Exercise objective. Which lines mention "left"? Show each one from the listing.

Records to use.
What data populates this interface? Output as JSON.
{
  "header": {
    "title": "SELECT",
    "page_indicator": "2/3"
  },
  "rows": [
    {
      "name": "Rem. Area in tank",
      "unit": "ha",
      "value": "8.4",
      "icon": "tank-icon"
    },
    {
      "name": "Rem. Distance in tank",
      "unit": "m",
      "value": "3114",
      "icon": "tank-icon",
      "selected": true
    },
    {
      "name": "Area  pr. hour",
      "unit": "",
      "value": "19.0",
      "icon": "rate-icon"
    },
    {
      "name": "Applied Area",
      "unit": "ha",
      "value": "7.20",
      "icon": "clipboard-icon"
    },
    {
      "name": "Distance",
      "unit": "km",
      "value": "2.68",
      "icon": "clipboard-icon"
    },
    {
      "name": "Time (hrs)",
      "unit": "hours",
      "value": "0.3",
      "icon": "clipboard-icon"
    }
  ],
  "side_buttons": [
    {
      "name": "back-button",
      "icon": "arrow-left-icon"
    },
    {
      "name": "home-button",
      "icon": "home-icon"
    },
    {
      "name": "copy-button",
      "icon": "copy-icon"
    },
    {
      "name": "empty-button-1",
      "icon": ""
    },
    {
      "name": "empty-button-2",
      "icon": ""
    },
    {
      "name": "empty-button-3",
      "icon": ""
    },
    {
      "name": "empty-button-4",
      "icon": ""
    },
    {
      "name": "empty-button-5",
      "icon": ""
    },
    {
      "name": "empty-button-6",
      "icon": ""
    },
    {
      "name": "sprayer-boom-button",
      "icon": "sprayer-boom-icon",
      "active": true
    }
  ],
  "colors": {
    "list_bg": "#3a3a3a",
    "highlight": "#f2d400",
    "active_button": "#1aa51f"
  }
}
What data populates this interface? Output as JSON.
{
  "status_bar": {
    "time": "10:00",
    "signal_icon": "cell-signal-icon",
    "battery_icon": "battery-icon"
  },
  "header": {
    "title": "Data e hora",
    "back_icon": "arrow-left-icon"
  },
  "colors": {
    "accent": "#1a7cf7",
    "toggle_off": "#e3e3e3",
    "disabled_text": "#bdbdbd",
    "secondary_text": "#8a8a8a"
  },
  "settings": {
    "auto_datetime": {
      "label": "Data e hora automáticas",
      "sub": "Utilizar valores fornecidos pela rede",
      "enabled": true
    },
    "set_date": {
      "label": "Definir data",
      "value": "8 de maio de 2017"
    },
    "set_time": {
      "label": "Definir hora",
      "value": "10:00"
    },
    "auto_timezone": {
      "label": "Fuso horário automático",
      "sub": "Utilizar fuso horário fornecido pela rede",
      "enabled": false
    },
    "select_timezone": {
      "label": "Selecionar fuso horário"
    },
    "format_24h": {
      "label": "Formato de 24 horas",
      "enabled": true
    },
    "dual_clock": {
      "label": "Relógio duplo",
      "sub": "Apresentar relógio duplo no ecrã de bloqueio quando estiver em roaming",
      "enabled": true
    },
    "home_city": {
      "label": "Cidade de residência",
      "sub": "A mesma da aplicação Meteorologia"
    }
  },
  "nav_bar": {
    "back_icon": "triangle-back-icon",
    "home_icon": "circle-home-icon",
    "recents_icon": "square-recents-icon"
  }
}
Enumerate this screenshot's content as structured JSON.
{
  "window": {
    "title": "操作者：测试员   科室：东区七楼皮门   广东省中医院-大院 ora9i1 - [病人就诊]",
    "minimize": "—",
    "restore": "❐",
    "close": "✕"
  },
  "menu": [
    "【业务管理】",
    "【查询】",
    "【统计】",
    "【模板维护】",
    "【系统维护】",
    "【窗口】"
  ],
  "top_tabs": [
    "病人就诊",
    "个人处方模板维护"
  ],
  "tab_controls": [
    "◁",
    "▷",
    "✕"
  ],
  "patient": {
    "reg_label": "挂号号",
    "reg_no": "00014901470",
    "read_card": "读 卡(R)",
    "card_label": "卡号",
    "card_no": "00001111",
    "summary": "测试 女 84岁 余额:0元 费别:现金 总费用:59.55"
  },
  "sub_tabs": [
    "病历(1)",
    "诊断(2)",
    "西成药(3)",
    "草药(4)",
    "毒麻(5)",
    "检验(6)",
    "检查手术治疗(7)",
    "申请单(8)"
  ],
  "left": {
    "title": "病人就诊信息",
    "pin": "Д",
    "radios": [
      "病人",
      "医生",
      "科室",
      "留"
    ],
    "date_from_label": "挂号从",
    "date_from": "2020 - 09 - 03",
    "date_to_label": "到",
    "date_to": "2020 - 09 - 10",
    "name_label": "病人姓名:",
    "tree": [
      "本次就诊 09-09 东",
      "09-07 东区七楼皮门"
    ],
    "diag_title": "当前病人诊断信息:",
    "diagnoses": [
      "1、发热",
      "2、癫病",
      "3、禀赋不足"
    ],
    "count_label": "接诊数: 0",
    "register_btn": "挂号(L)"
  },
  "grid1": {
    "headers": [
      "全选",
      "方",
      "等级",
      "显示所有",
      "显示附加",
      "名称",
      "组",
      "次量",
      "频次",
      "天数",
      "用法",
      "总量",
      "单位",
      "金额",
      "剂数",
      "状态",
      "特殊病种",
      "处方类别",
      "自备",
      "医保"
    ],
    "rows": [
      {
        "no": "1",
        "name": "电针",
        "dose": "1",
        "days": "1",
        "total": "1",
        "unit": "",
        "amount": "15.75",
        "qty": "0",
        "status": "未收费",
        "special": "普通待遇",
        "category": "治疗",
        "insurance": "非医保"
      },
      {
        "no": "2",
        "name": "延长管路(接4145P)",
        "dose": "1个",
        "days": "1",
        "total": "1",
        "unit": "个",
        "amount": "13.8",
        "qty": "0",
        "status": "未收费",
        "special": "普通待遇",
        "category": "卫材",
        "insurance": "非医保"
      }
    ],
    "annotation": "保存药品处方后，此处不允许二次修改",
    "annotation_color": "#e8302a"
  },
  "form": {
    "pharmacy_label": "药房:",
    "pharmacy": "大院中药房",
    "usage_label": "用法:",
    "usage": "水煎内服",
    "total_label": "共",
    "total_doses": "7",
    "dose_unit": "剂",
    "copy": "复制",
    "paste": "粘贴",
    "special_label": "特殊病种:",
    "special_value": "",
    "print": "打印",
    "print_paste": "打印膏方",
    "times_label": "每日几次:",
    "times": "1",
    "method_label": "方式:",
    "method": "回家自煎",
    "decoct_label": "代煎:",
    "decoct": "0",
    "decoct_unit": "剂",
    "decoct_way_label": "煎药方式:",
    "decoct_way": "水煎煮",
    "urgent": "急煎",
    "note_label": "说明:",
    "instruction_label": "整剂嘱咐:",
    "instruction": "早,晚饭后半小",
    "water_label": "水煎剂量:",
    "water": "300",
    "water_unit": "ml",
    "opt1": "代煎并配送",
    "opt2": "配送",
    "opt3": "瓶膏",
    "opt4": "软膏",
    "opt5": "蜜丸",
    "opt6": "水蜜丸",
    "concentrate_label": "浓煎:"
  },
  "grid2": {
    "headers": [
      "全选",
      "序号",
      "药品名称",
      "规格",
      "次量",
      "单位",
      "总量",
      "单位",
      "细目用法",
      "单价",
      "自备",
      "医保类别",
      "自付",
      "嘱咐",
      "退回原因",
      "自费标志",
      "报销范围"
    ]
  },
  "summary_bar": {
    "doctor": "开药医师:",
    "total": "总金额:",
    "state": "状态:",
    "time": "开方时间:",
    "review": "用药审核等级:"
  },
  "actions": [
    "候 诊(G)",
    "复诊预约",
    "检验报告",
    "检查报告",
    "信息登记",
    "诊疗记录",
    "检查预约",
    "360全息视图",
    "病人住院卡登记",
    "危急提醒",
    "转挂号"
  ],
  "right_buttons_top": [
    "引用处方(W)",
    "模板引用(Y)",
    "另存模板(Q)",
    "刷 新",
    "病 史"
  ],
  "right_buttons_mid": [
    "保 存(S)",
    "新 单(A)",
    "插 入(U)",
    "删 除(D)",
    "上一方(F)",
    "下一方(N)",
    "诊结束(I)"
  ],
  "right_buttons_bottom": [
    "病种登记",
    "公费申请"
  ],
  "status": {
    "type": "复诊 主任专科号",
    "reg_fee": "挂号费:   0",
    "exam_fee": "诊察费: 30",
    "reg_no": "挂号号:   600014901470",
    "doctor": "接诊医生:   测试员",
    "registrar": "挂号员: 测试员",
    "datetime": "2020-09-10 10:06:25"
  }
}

Answer to this task.
      "icon": "arrow-left-icon"
    "back_icon": "arrow-left-icon"
  "left": {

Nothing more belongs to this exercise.